Want more informative welding videos? Arc Zone features free educational welding videos on a variety of topics, from comparing TIG torch cable materials to connecting an air cooled TIG torch.
Everyone has their own needs when it comes to remote amperage controls for TIG welding. Mario, from TSR Fabrication (and expert TIG welding guest on Jesse James’s Monster Garage TV show) stopped by to pick up a Arc-Zone Hot Foot™ remote control and we discussed what he likes in a foot pedal. He uses his pedal for a variety of precision TIG welding applications- from high end custom fabricated header systems and turbo intercoolers each one welded by hand and on a turntable. Depending upon the job, he either uses the fine incremental control of the pedal or sets his power source on “RMT” and uses the pedal to start and stop the machine. Mario chooses the Arc-Zone Hot Foot™ brand high-performance foot control “they are durable, comfortable foot pedals with a nice foot bed and extra long cord”.
This foot pedal has a 1/2″ (12.7mm) high heel stop and a low-profile design for precise small current adjustments. Designed for the pro, these high-performance industrial workhorses feature a slim top traction area, non-slip 3M® traction pad, comfortable at-rest and operating foot positions as well as a 27′ (8.2m) cable and high-quality connectors. They contain a patented design which improves low-current welding, while providing precision arc control. These sleek, all steel pedals are available in classic black.
What Customers Have Been Saying
Plugged right into my machine and works great. I love the design with the heal stop. Thanks for taking my old pedal for trade in credit.
Date Added: 05/14/2009 by Roger Wilcox
This PEDAL ROCKS. The extra long design is great for my size 12 boot. Offers better control. Thanks for the M&Ms!
Date Added: 05/05/2009 by John Crane

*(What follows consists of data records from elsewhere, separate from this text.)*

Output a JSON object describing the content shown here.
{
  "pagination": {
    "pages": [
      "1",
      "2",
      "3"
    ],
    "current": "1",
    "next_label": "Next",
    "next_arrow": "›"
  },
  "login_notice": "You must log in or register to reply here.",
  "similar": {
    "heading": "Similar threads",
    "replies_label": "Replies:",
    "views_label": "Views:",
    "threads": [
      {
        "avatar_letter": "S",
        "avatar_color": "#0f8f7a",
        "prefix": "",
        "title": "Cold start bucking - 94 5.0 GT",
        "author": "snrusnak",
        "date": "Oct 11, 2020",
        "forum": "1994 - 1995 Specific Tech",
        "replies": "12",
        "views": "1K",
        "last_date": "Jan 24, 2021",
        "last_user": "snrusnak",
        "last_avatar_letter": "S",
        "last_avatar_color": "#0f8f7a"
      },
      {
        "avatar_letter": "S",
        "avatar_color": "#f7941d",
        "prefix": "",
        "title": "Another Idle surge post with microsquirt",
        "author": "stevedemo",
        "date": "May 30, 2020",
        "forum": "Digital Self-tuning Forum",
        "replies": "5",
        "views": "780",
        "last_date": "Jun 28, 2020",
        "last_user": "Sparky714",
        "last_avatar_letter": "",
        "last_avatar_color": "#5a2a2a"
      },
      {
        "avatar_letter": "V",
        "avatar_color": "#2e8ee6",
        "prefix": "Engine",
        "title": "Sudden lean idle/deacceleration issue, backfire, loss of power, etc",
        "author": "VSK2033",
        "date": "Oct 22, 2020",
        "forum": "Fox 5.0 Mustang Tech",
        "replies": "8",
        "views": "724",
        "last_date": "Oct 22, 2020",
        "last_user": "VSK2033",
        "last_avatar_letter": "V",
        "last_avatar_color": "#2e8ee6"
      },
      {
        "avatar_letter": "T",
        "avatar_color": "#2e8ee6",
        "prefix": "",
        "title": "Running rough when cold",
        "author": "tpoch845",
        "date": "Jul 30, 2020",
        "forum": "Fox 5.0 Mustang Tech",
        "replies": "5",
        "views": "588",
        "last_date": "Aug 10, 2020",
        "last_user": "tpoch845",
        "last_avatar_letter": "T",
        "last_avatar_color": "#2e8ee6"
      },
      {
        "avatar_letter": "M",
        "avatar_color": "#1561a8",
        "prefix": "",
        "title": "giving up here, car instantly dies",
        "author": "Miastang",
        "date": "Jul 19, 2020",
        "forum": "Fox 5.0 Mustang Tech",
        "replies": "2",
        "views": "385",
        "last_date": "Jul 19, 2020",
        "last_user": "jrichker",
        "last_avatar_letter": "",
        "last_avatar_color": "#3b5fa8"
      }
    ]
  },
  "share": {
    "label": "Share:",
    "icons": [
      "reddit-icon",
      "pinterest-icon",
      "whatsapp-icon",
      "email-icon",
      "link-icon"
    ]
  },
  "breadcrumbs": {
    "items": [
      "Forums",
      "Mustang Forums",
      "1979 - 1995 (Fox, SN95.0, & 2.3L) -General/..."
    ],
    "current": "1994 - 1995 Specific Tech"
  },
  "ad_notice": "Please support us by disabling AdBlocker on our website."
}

Check out Arc-Zone’s store– From foot controls to hand controls for TIG Welding, Arc-Zone.com has the industry’s most complete line of controls for Lincoln®, ESAB®, Hobart®, Airco®, Linde®, Miller® and Thermal Arc®. These high-quality controls are engineered for precise amperage control, easy hook-up and comfortable operation.
What applications do you use your foot pedal for?
And, if you have a favorite pedal style or make, let us know so we can make it available to the welding community.
I found another great free resource for you. The Welders Lens is an educational welding website created by Michael D. Treadway, an experienced boilermaker, ironworker, and welder. The site features free articles and a video welding course on everything from stick welding to TIG welding. Here’s an example of one of the instructional videos:
A lot of folks wonder what the difference between inexpensive import TIG Torches you see being sold at a lot of online welding suppliers, and the quality name brand– and yes, more expensive TIG torches such as the ones carried by distributors like Arc-Zone.com.
One of the biggest differences between brand-name and no-name torches is the materials used in manufacturing…
There is tellurium copper, which is very basic plumbing type copper and then there is leaded nickel copper which is a high conductive, high tensile strength copper alloy. This is important for two reasons, one it’s a better conductor, and two it is more durable, the TIG torch body threads last longer, collets don’t buckle and twist etc.
Weldcraft changed the rules when they introduced the Silicone rubber molded TIG torch. Prior to that all torches were molded in a hard plastic material. Difficult to hold, impossible to bend and very susceptible to arcing out. You would think that silicone rubbers are all the same, but again there is a big difference in the material quality, and how much heat it takes before it begins to breakdown, and how well it is bonded to the copper TIG torch body. Materials and preparation are key here and come back to the basics of production standards
David from Peoria (Arizona!) wrote in and asked:
….about “spray arc transfer MIG.” I tried it with my Miller 8VS and Syncrowave 200 (on CC mode). It sounded like TIG, but I ruined a tip & nozzle. Is this type recommended “at home,” or do you need a bigger multi-processor power source, and what are the advantages?
I quickly replied: